HEAT 95 - Wizards 94 Recap

December 18 – “We played a horrible basketball game.”

Not the first thing you expect to hear from coach Erik Spoelstra after the Miami HEAT won their twelfth game in a row, albeit by one, 95-94, over the 6-19 Washington Wizards. A game they had no business winning, but still took care of just enough business to do so.

“In order to have streaks like this, you have to have games like this. Games that you weren’t even supposed to win,” LeBron James said.

“We played to the very end. We do whatever it takes to win basketball games.”

But Spoelstra’s feelings were apt nonetheless.

A day after an impressive dismantling of the New York Knicks at Madison Square Garden, the HEAT, playing their sixth game in the span of nine nights, were flat footed and sloppy. With the occasional flash of their usual level of play, the HEAT couldn’t get out of their own way, as missed rotations allowed the Wizards into the paint and 10 first half turnovers prevented any semblance of offensive rhythm – certainly not aided by Miami’s willingness to shoot from the perimeter with the Wizards packing the paint off any dribble.

All of which led to 43 percent shooting, 17 turnovers and just barely a point per possession for Miami. Couple with Nick Young’s 30 points on 23 shots and Kirk Hinrich’s 12 assists, this game had all the makings to fulfill the classic trap-game scenario.

And yet the HEAT still found a way to win in, literally, the final minute, which is where we’ll go to now as, given the circumstances, the other 47 minutes are hardly indicative of Miami’s long-term play. At least until you consider that with most things, including themselves, going against them, the HEAT were never down by more than 10.

“We stayed tough enough to at least stay within striking distance,” Spoelstra said.

LeBron James’ gambling steal and dunk with 1:38 to play put the HEAT down three, but a badly missed three from Dwyane Wade on the following possession, and a Josh Howard push-shot in the lane (created off Hinrich’s penetration), had them down five with 32.6 seconds left.

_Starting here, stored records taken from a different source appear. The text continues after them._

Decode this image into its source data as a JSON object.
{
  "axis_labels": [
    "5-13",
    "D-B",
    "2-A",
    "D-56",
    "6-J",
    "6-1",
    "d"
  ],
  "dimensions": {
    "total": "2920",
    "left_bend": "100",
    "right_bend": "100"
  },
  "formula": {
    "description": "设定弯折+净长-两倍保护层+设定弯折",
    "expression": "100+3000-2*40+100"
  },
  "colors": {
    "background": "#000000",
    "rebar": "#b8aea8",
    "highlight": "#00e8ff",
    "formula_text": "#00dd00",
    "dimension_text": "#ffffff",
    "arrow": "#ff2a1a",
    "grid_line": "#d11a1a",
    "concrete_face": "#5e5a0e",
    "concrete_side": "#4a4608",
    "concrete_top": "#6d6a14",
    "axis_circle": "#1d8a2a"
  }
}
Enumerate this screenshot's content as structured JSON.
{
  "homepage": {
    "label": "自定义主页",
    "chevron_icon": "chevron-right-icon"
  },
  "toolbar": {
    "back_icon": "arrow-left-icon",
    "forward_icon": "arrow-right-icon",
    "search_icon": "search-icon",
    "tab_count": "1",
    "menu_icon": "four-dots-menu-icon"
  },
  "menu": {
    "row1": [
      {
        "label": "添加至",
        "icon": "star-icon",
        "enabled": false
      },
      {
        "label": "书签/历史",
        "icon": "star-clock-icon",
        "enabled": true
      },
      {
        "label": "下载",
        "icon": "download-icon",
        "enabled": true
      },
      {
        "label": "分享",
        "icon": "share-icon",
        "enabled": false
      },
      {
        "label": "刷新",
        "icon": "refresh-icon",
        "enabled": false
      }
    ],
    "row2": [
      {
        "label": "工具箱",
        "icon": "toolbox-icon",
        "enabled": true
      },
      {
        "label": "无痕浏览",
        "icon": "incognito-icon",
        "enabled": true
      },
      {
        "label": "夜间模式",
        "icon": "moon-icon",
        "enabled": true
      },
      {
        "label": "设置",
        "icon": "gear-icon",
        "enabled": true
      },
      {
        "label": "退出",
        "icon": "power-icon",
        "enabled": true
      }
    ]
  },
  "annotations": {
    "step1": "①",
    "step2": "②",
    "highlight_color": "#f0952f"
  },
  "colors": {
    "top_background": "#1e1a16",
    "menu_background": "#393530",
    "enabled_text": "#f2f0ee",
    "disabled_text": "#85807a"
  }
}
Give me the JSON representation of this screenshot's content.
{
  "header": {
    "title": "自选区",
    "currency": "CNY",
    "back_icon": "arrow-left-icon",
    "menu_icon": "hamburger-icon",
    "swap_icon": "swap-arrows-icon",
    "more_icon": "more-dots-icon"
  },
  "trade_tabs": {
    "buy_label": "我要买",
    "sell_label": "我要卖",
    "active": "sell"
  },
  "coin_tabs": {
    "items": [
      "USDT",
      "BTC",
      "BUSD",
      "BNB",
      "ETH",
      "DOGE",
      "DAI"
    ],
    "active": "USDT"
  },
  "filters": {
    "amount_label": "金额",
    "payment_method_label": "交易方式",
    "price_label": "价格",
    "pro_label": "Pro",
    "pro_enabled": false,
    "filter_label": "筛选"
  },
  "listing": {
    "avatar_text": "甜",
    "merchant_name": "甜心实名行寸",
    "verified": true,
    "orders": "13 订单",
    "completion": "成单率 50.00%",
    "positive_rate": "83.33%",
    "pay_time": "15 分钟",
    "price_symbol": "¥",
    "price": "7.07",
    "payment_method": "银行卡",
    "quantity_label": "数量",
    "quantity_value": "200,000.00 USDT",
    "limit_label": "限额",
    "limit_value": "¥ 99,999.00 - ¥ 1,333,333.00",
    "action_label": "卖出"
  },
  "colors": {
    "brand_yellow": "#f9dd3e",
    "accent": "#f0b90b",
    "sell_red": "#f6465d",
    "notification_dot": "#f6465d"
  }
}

Now, at this point, Chris Bosh had seven turnovers to go with just 15 points. Things were clearly not going his way. So, Spoelstra forced the issue.

The play drawn up out of the timeout was not only for Bosh, but a pick-and-pop play to get Bosh a three just right of the top of the key.

All net.

With 27.7 left, the HEAT barely had time left to get a stop, grab the rebound and call timeout, so they opted to foul. This put Howard at the line, where he went 1-of-2. The only problem being, the HEAT forgot to box out, and Howard grabbed his own miss.

Miami fouled to put him back at the line, and Howard made 1-of-2 again. The HEAT found themselves down four with 18.4 to play, and one timeout remaining.

So what did Spoelstra do? Go right back to Bosh.

Catching the ball in almost the exact same spot out of a timeout, this time Bosh up-faked Andray Blatche behind the arc and drew the foul. He went 2-of-3 from the line, and immediately after the final make, Wade got Young off-balance as he tried to catch the inbounds, creating a steal for James Jones.

For his first two points of the game, Jones went 2-for-2 at the line to tie it up with 13.6 to go.

The HEAT found some good fortune when Hinrich missed 1-of-2 at the line – the third consecutive Wizards player to do so – and then again when Washington chose to double James on the inbounds, leaving Wade open to receive the pass near mid-court. Wade then drove straight down the middle, drawing a foul on Blatche right in front of the rim.

Two free throws later, and a stop of Hinrich by Bosh on the other end, and Wade was throwing the ball in the air as the HEAT pulled out the improbably win, one they were they were lucky to earn. But at the same time, they were good enough to create their own luck.

“You have to win some of these games where you play poorly. You have to find a way, somehow some way,” Spoelstra said. “These are games that great teams find a way to win, when it’s not always going well.”